» Exercise details
Your task is to print the listing exactly as it stands.

» Data in this exercise
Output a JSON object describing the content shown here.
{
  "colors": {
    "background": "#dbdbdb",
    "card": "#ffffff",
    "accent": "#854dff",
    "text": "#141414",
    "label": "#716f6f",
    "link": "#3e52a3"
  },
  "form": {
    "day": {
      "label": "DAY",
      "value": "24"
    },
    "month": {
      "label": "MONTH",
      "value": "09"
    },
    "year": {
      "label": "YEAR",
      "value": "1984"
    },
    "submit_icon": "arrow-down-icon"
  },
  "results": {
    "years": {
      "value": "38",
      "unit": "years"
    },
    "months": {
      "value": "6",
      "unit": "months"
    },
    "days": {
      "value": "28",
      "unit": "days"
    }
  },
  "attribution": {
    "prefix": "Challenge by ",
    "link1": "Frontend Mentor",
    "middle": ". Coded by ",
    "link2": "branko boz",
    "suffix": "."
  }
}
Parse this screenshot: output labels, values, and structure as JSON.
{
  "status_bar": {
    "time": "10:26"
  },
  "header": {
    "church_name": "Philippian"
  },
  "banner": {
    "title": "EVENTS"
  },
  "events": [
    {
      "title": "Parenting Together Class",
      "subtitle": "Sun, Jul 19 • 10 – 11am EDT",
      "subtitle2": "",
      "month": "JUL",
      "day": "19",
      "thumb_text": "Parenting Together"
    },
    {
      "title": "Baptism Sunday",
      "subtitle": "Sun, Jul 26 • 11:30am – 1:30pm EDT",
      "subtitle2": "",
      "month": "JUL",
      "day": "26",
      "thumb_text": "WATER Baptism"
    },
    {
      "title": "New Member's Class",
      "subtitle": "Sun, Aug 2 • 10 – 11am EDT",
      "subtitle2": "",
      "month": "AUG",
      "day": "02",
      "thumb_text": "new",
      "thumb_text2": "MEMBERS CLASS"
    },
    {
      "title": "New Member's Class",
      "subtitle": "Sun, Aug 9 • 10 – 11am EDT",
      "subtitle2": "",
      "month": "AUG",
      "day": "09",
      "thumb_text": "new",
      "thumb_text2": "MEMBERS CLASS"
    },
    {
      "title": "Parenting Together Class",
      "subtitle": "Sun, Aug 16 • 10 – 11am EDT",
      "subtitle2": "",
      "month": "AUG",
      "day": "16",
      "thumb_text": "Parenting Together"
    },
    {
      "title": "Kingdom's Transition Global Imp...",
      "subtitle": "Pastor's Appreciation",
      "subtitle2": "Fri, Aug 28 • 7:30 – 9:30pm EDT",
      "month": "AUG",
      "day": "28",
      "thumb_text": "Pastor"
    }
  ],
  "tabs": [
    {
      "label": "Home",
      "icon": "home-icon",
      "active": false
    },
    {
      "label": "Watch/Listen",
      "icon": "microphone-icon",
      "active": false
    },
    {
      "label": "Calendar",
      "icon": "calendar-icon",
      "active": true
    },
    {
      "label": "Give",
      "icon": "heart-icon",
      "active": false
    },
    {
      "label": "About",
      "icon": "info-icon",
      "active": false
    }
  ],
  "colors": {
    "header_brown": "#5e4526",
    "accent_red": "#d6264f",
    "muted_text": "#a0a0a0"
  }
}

» Output below
Output a JSON object describing the content shown here.
{
  "colors": {
    "background": "#dbdbdb",
    "card": "#ffffff",
    "accent": "#854dff",
    "text": "#141414",
    "label": "#716f6f",
    "link": "#3e52a3"
  },
  "form": {
    "day": {
      "label": "DAY",
      "value": "24"
    },
    "month": {
      "label": "MONTH",
      "value": "09"
    },
    "year": {
      "label": "YEAR",
      "value": "1984"
    },
    "submit_icon": "arrow-down-icon"
  },
  "results": {
    "years": {
      "value": "38",
      "unit": "years"
    },
    "months": {
      "value": "6",
      "unit": "months"
    },
    "days": {
      "value": "28",
      "unit": "days"
    }
  },
  "attribution": {
    "prefix": "Challenge by ",
    "link1": "Frontend Mentor",
    "middle": ". Coded by ",
    "link2": "branko boz",
    "suffix": "."
  }
}
Parse this screenshot: output labels, values, and structure as JSON.
{
  "status_bar": {
    "time": "10:26"
  },
  "header": {
    "church_name": "Philippian"
  },
  "banner": {
    "title": "EVENTS"
  },
  "events": [
    {
      "title": "Parenting Together Class",
      "subtitle": "Sun, Jul 19 • 10 – 11am EDT",
      "subtitle2": "",
      "month": "JUL",
      "day": "19",
      "thumb_text": "Parenting Together"
    },
    {
      "title": "Baptism Sunday",
      "subtitle": "Sun, Jul 26 • 11:30am – 1:30pm EDT",
      "subtitle2": "",
      "month": "JUL",
      "day": "26",
      "thumb_text": "WATER Baptism"
    },
    {
      "title": "New Member's Class",
      "subtitle": "Sun, Aug 2 • 10 – 11am EDT",
      "subtitle2": "",
      "month": "AUG",
      "day": "02",
      "thumb_text": "new",
      "thumb_text2": "MEMBERS CLASS"
    },
    {
      "title": "New Member's Class",
      "subtitle": "Sun, Aug 9 • 10 – 11am EDT",
      "subtitle2": "",
      "month": "AUG",
      "day": "09",
      "thumb_text": "new",
      "thumb_text2": "MEMBERS CLASS"
    },
    {
      "title": "Parenting Together Class",
      "subtitle": "Sun, Aug 16 • 10 – 11am EDT",
      "subtitle2": "",
      "month": "AUG",
      "day": "16",
      "thumb_text": "Parenting Together"
    },
    {
      "title": "Kingdom's Transition Global Imp...",
      "subtitle": "Pastor's Appreciation",
      "subtitle2": "Fri, Aug 28 • 7:30 – 9:30pm EDT",
      "month": "AUG",
      "day": "28",
      "thumb_text": "Pastor"
    }
  ],
  "tabs": [
    {
      "label": "Home",
      "icon": "home-icon",
      "active": false
    },
    {
      "label": "Watch/Listen",
      "icon": "microphone-icon",
      "active": false
    },
    {
      "label": "Calendar",
      "icon": "calendar-icon",
      "active": true
    },
    {
      "label": "Give",
      "icon": "heart-icon",
      "active": false
    },
    {
      "label": "About",
      "icon": "info-icon",
      "active": false
    }
  ],
  "colors": {
    "header_brown": "#5e4526",
    "accent_red": "#d6264f",
    "muted_text": "#a0a0a0"
  }
}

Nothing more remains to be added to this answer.